**WHAT IS REQUIRED:**
Write only how many lines of the listing below include the string "screenshot".

**MATERIAL FOR THIS TASK:**
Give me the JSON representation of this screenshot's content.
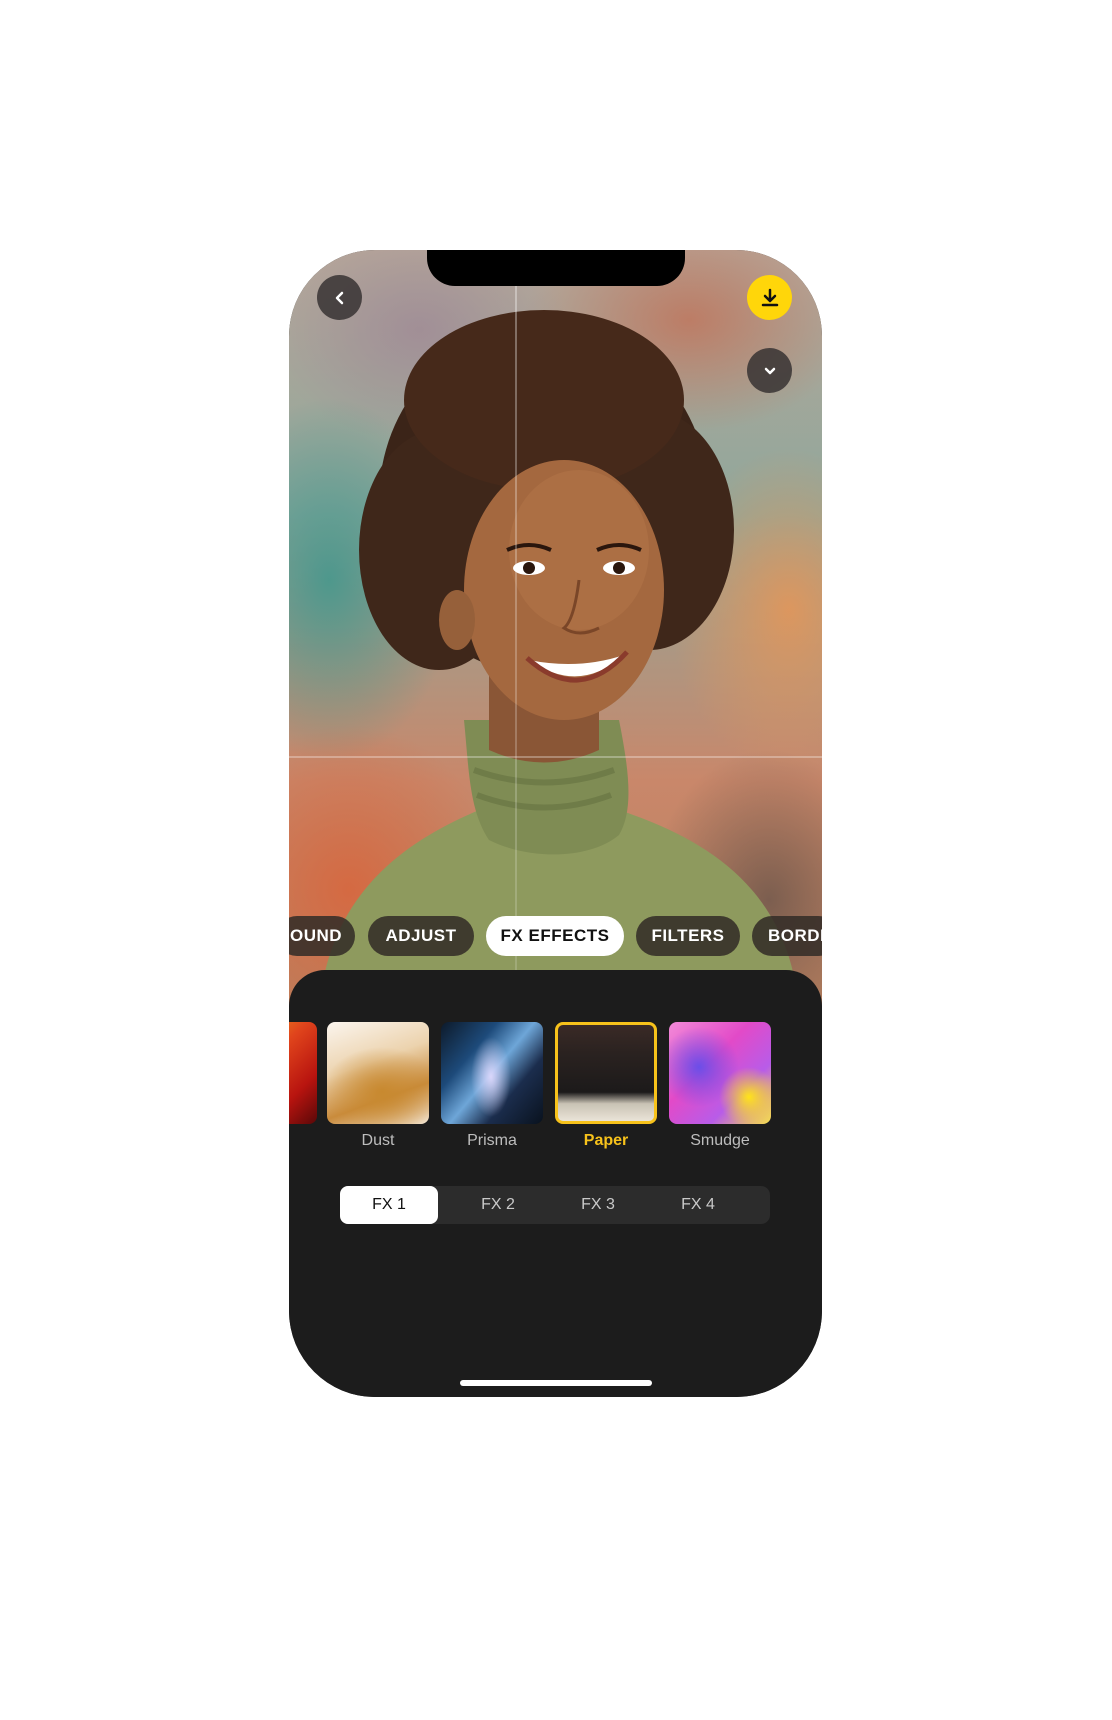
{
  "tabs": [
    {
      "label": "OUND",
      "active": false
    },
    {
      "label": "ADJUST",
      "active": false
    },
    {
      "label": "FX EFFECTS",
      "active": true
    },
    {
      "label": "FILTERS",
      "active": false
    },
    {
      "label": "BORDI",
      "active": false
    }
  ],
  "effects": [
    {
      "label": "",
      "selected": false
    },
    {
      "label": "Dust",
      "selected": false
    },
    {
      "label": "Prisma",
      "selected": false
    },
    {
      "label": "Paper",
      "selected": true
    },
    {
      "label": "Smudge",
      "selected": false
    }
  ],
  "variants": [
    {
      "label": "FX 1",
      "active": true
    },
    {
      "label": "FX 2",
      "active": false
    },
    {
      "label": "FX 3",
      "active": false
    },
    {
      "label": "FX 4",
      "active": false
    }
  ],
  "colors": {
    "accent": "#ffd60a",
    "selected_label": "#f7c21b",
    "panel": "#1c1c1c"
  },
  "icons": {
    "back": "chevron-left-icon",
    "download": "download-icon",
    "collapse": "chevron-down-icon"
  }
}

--

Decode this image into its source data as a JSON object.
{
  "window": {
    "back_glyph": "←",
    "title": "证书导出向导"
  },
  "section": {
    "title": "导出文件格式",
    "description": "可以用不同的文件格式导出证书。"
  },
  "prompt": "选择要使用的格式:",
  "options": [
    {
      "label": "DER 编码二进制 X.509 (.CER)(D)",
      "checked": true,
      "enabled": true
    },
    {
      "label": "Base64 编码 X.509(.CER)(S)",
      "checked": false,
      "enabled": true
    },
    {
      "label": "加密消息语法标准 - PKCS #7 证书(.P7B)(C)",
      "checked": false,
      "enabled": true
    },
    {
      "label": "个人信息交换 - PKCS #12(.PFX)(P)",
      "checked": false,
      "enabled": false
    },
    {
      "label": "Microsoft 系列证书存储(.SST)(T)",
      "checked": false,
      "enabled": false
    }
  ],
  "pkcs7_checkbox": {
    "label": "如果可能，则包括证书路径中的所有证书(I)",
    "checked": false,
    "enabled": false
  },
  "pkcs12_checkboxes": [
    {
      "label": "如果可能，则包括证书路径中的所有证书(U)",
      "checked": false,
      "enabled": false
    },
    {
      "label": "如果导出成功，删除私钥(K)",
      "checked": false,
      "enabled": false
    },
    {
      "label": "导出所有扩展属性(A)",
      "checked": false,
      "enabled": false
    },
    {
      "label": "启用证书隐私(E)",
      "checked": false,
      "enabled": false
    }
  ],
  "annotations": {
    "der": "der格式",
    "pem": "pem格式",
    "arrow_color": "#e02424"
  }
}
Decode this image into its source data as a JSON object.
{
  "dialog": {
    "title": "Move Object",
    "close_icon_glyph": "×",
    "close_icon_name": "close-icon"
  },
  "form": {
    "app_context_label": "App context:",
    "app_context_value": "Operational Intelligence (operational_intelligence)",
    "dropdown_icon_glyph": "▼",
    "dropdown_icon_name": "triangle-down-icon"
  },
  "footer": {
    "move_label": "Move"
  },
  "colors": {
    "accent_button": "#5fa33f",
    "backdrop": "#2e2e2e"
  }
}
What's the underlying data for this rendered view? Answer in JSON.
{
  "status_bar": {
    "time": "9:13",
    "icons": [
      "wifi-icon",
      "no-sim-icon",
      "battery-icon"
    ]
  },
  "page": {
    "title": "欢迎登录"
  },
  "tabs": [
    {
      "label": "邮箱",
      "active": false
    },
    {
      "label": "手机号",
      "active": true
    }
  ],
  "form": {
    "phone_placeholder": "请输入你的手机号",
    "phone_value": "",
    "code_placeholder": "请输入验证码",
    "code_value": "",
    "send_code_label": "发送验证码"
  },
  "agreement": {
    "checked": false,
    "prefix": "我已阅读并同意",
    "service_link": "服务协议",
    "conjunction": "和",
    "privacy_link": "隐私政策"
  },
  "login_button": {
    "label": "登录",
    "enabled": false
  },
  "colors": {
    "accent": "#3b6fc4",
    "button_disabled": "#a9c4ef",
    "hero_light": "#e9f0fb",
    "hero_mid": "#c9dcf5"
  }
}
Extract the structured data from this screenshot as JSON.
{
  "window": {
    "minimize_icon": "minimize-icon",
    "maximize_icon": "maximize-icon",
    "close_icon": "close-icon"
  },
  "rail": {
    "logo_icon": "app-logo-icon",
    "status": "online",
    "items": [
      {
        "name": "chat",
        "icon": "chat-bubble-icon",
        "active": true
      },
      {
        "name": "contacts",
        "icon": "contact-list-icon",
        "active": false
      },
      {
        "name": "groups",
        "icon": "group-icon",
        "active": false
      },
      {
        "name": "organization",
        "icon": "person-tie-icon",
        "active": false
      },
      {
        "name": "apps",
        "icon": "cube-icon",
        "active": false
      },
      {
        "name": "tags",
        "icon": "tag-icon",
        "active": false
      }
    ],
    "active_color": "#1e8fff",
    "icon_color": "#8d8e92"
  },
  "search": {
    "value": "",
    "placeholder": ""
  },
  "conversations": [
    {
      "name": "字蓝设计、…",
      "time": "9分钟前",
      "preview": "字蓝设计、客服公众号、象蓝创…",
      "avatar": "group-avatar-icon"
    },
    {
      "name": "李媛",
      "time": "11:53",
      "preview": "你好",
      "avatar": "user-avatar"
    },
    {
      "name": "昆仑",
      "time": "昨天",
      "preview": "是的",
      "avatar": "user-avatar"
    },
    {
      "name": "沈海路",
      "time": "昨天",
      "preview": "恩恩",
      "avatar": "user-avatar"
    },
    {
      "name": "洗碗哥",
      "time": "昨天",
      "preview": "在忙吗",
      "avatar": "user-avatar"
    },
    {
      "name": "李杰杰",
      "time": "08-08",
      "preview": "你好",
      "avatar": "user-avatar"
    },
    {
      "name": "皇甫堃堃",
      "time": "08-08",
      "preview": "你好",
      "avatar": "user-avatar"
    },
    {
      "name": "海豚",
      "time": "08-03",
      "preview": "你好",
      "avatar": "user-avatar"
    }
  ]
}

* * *

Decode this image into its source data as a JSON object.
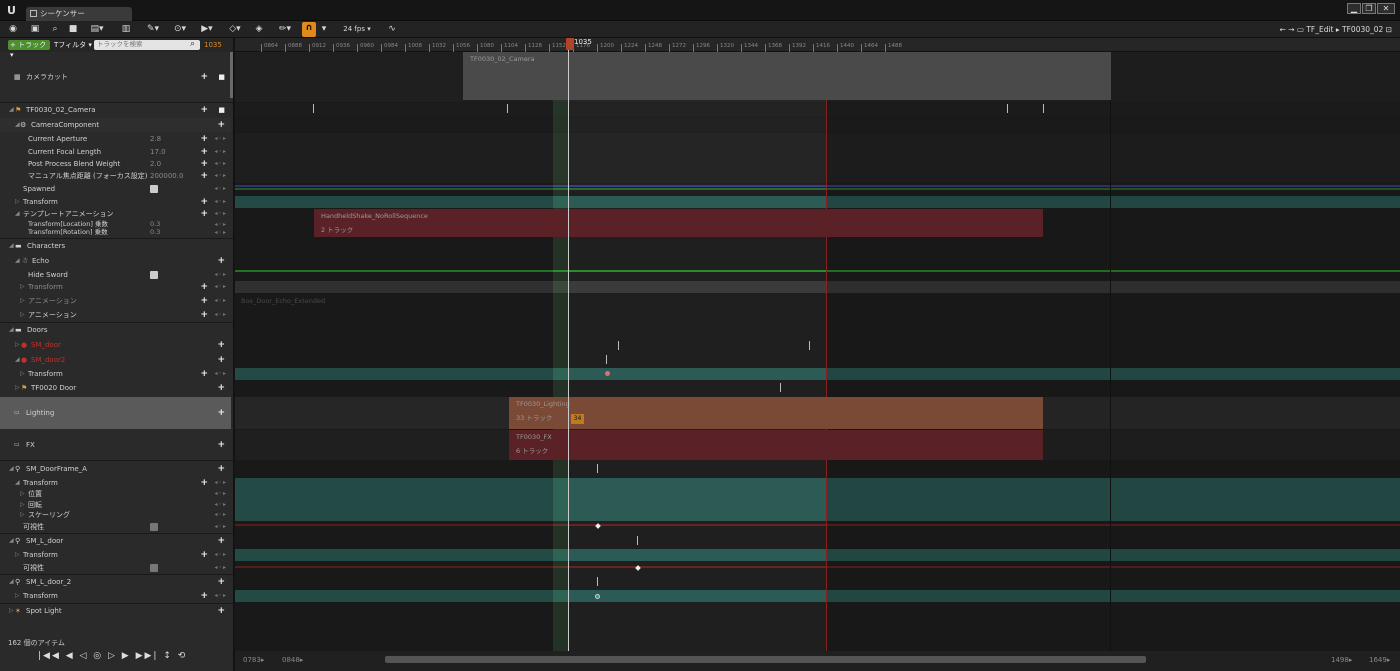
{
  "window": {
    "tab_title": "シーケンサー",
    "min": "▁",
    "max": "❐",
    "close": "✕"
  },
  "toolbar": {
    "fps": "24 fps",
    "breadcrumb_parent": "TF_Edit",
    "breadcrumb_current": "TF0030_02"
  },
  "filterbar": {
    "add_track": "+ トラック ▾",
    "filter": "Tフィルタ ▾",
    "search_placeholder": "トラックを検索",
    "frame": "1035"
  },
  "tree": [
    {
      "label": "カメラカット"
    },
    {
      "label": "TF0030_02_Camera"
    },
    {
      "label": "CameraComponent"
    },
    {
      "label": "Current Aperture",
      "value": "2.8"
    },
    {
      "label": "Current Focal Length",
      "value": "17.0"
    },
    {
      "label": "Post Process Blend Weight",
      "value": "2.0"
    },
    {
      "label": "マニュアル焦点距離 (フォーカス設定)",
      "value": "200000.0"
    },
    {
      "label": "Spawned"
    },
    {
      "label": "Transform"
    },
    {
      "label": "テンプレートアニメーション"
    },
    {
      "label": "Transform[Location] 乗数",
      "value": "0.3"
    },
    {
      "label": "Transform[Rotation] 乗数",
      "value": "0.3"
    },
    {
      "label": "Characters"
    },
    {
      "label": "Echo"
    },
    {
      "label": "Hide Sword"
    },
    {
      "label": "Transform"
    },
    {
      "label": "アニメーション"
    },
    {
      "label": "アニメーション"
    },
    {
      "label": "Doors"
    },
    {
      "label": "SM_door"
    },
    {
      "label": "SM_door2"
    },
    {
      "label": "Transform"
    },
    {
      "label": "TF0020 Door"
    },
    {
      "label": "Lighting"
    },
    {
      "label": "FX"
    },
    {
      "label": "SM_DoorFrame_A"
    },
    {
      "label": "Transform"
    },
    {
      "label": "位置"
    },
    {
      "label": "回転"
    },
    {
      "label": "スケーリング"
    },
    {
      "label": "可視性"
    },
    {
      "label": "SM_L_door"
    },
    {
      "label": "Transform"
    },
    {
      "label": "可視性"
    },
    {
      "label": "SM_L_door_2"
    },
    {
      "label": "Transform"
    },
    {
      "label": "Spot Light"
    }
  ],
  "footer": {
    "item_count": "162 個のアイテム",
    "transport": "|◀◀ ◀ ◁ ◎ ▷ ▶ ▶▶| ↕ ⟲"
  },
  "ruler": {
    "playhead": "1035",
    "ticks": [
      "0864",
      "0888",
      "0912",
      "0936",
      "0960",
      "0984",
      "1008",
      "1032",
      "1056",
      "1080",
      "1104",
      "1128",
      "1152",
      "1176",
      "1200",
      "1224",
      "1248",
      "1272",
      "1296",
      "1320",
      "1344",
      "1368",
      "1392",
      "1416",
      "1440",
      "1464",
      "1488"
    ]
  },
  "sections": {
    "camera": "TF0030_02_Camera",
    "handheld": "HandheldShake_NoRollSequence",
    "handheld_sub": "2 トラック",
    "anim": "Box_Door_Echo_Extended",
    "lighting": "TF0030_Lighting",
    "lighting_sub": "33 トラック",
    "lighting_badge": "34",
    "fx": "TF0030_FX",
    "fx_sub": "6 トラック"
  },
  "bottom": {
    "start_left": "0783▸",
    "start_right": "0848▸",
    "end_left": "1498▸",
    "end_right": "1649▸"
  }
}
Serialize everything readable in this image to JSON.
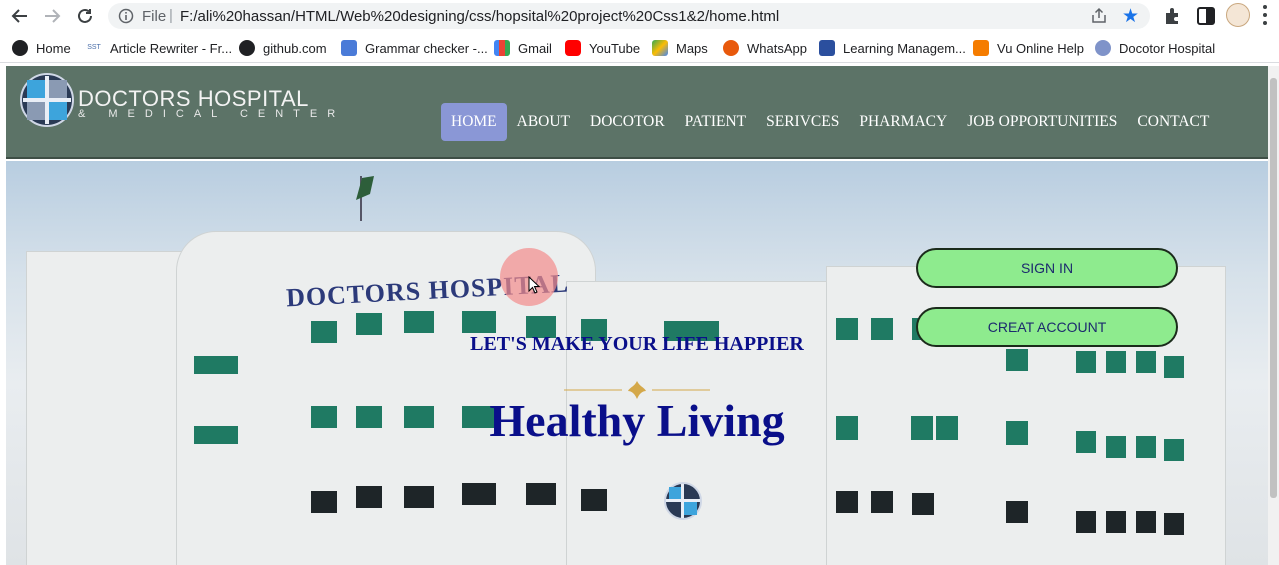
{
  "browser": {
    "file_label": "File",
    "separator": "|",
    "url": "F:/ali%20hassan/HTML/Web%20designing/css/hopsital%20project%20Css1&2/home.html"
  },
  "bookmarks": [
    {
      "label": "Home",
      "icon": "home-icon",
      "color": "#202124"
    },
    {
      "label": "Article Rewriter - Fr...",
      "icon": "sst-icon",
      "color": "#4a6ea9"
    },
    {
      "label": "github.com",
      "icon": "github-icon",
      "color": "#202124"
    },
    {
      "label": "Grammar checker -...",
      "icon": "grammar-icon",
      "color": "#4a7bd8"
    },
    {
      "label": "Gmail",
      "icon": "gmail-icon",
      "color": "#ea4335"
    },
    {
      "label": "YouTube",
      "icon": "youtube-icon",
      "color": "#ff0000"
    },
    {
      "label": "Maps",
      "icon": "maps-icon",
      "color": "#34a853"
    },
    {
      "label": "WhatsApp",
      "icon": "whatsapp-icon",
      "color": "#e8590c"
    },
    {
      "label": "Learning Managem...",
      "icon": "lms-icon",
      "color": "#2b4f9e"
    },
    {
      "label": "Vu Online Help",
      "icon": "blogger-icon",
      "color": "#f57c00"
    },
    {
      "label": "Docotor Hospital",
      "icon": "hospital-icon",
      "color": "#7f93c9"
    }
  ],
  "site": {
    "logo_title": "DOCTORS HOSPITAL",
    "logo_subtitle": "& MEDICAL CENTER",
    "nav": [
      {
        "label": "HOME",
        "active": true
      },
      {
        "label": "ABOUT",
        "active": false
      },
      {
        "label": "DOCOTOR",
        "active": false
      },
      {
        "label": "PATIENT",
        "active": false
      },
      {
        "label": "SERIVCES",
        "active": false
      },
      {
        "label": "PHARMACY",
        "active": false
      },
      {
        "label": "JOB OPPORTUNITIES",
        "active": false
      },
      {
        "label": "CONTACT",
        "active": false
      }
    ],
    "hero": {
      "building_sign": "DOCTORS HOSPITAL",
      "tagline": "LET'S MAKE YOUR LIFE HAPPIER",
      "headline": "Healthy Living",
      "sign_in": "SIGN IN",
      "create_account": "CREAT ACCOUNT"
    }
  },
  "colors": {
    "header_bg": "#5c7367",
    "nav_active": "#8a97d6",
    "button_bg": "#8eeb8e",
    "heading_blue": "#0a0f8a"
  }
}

**EXERCISE SOLUTION:**
2